The McLaren suite is similar to the dozen or so executive suites in the Paddock Club building. It is equipped with table linens, china plates, terrific food, big-screen televisions and a giant-screen closed-circuit TV with knowledgeable and entertaining commentators explaining the action, the strategy, the successes and the failures of the weekend’s events. We enjoyed the live commentary from McLaren F1 experts in the suite and the garage, connected by closed-circuit television, giving us an up-close-and-personal experience. Before the race, we were able to walk along the pit lane, spend time in the McLaren garage and ask questions of the knowledgeable team members.
There’s electricity in the air as the days of practice near an end and the qualifying laps determine the driver’s position on the starting grid. All of this excitement adds to the drama of the event. The McLaren handlers were there to answer questions in the suite and garage and found fun adventures for us to do each night. During the three-day experience from Thursday to Sunday, the handlers also sprinkled in visits from McLaren luminaries (designers, engineers, drivers) and added impressive videos in between live-action events.
Expenses aside, to experience the preliminaries and then the race itself, the question remains – was it worth it? To my son and myself, it was a perfect trip. The grandeur of a race with century-old roots and the very best in terms of performance was enchanting. With top-quality drivers, racing machines created by the most sophisticated constructors and backed by the most brilliant minds that the industry has to offer — it’s worth trying out at least once in your life.

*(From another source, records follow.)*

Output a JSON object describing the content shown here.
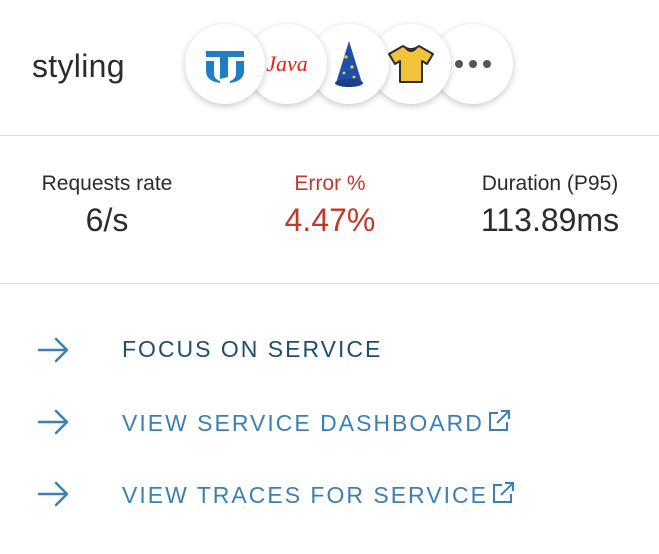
{
  "header": {
    "service_name": "styling",
    "tech_stack": [
      {
        "icon": "tidal-logo-icon",
        "color": "#1f7fc2"
      },
      {
        "icon": "java-logo-icon",
        "label": "Java",
        "color": "#e2231a"
      },
      {
        "icon": "wizard-hat-icon",
        "color": "#1f4fa8"
      },
      {
        "icon": "t-shirt-icon",
        "color": "#f2c23a"
      },
      {
        "icon": "more-icon"
      }
    ]
  },
  "metrics": {
    "requests": {
      "label": "Requests rate",
      "value": "6/s"
    },
    "error": {
      "label": "Error %",
      "value": "4.47%",
      "color": "#c0392b"
    },
    "duration": {
      "label": "Duration (P95)",
      "value": "113.89ms"
    }
  },
  "actions": [
    {
      "label": "FOCUS ON SERVICE",
      "icon": "arrow-right-icon",
      "external": false
    },
    {
      "label": "VIEW SERVICE DASHBOARD",
      "icon": "arrow-right-icon",
      "external": true
    },
    {
      "label": "VIEW TRACES FOR SERVICE",
      "icon": "arrow-right-icon",
      "external": true
    }
  ],
  "colors": {
    "link": "#3c7fb5",
    "link_primary": "#1f4d6e",
    "divider": "#dcdcdc"
  }
}
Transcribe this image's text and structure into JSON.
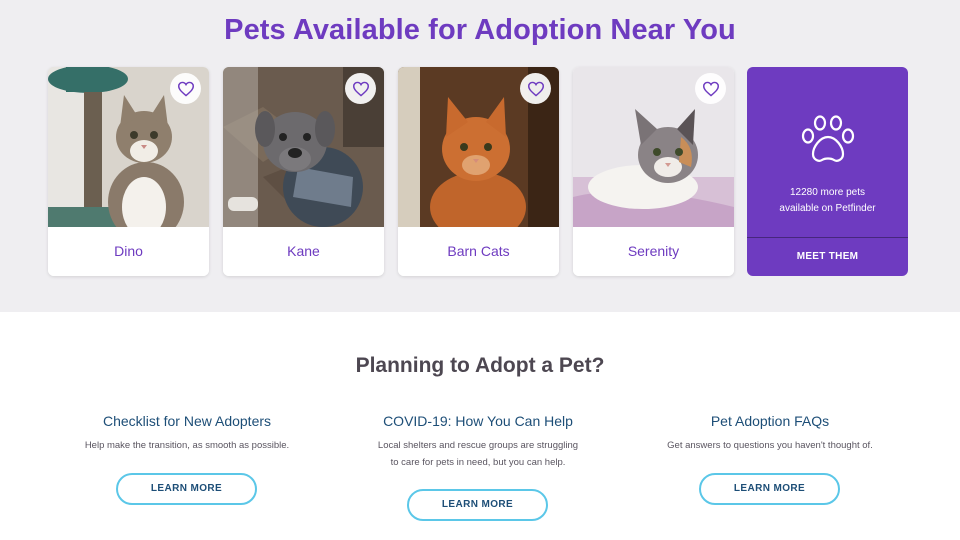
{
  "header": {
    "title": "Pets Available for Adoption Near You"
  },
  "pets": [
    {
      "name": "Dino",
      "photo": "tabby-white-cat",
      "icon": "heart-icon"
    },
    {
      "name": "Kane",
      "photo": "gray-pitbull-dog",
      "icon": "heart-icon"
    },
    {
      "name": "Barn Cats",
      "photo": "orange-cat",
      "icon": "heart-icon"
    },
    {
      "name": "Serenity",
      "photo": "calico-cat",
      "icon": "heart-icon"
    }
  ],
  "more_card": {
    "icon": "paw-icon",
    "count_text": "12280 more pets",
    "sub_text": "available on Petfinder",
    "button_label": "MEET THEM"
  },
  "planning": {
    "title": "Planning to Adopt a Pet?",
    "columns": [
      {
        "heading": "Checklist for New Adopters",
        "body": [
          "Help make the transition, as smooth as possible."
        ],
        "button": "LEARN MORE"
      },
      {
        "heading": "COVID-19: How You Can Help",
        "body": [
          "Local shelters and rescue groups are struggling",
          "to care for pets in need, but you can help."
        ],
        "button": "LEARN MORE"
      },
      {
        "heading": "Pet Adoption FAQs",
        "body": [
          "Get answers to questions you haven't thought of."
        ],
        "button": "LEARN MORE"
      }
    ]
  },
  "colors": {
    "brand": "#6e3bc0",
    "heading_blue": "#1d4e77",
    "button_border": "#5bc7e8",
    "top_bg": "#efeef1"
  }
}
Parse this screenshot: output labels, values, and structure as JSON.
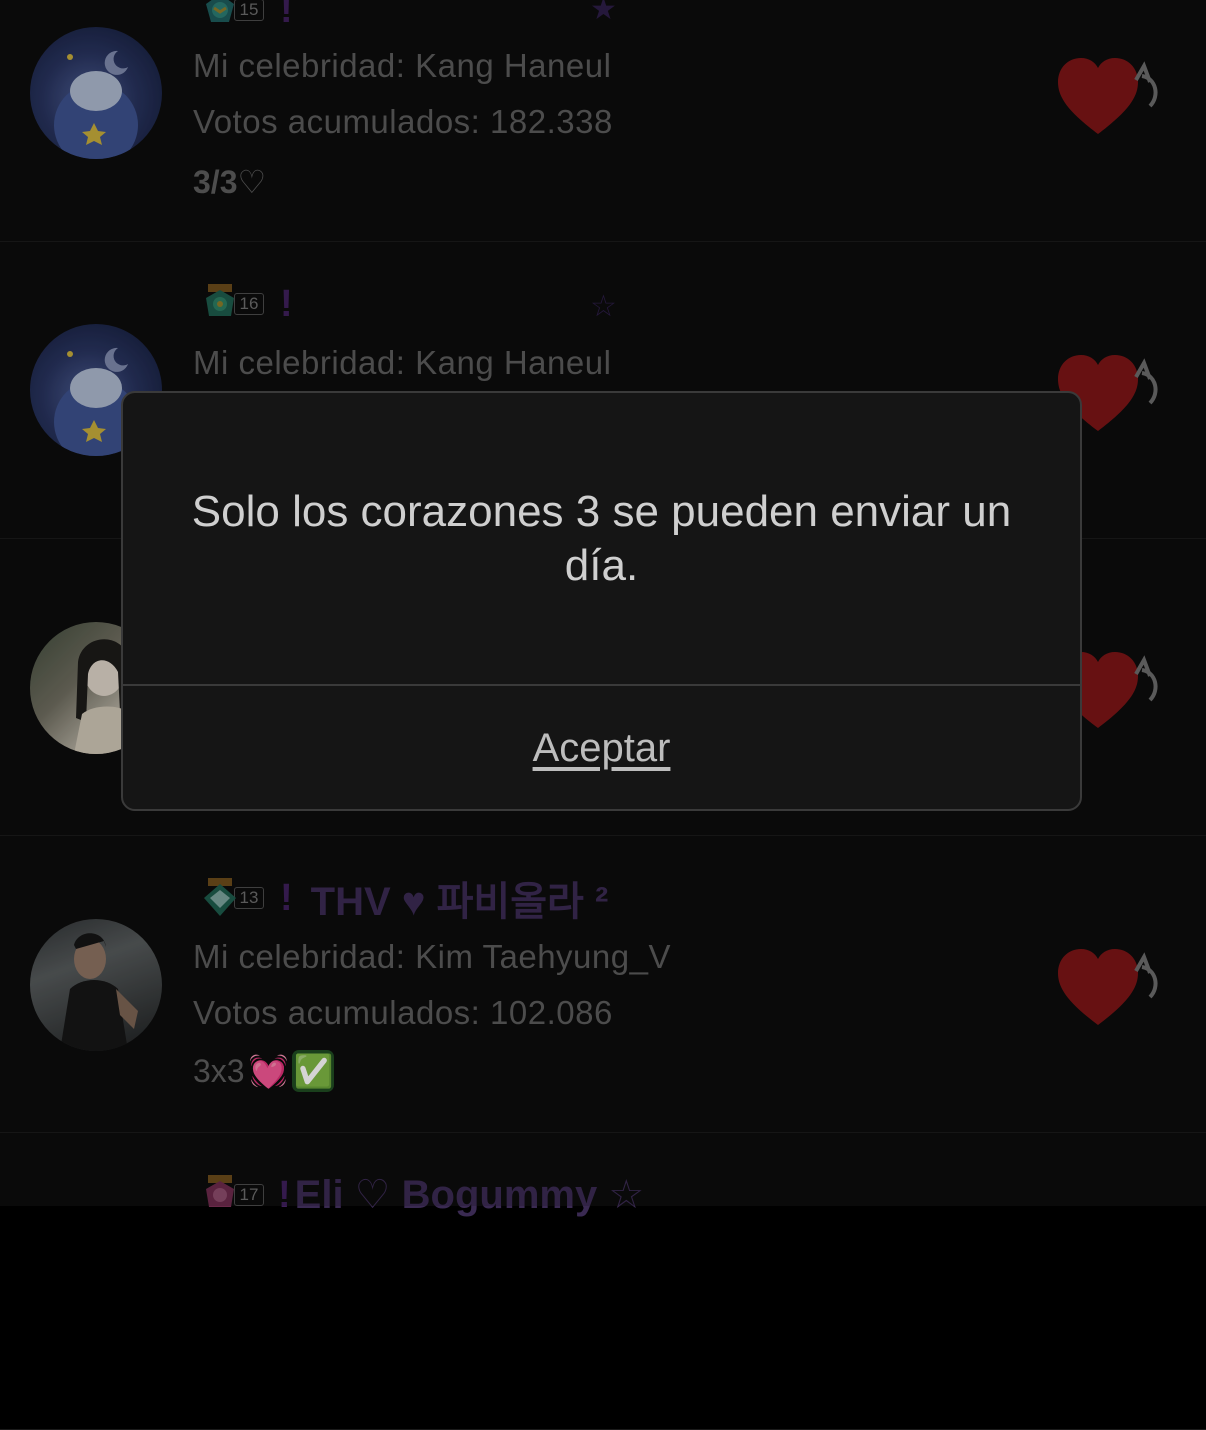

Tim is the Fine Autos Editor of Haute Living, Haute Time, Haute Residence and Haute Auto magazines and online